# YOUR GOAL
Using the data below, show every line where the word "title" occurs.

# DATA FOR THE TASK
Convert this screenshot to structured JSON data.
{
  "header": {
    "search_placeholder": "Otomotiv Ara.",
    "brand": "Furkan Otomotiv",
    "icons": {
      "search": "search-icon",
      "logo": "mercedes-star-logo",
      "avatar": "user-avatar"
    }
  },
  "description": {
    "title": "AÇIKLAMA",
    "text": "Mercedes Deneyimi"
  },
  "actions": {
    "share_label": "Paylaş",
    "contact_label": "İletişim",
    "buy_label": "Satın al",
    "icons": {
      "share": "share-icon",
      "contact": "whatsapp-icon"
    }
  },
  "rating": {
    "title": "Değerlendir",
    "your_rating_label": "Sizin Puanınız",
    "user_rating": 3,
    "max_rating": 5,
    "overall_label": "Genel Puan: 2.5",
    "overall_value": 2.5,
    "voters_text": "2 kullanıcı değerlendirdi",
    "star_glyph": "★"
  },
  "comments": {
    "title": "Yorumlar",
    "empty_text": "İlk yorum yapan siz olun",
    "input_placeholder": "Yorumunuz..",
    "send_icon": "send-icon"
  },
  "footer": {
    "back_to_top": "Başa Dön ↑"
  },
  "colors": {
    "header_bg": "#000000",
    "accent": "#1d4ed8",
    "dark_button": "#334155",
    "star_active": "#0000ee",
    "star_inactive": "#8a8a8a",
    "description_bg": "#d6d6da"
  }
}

# RESPONSE
    "title": "AÇIKLAMA",
    "title": "Değerlendir",
    "title": "Yorumlar",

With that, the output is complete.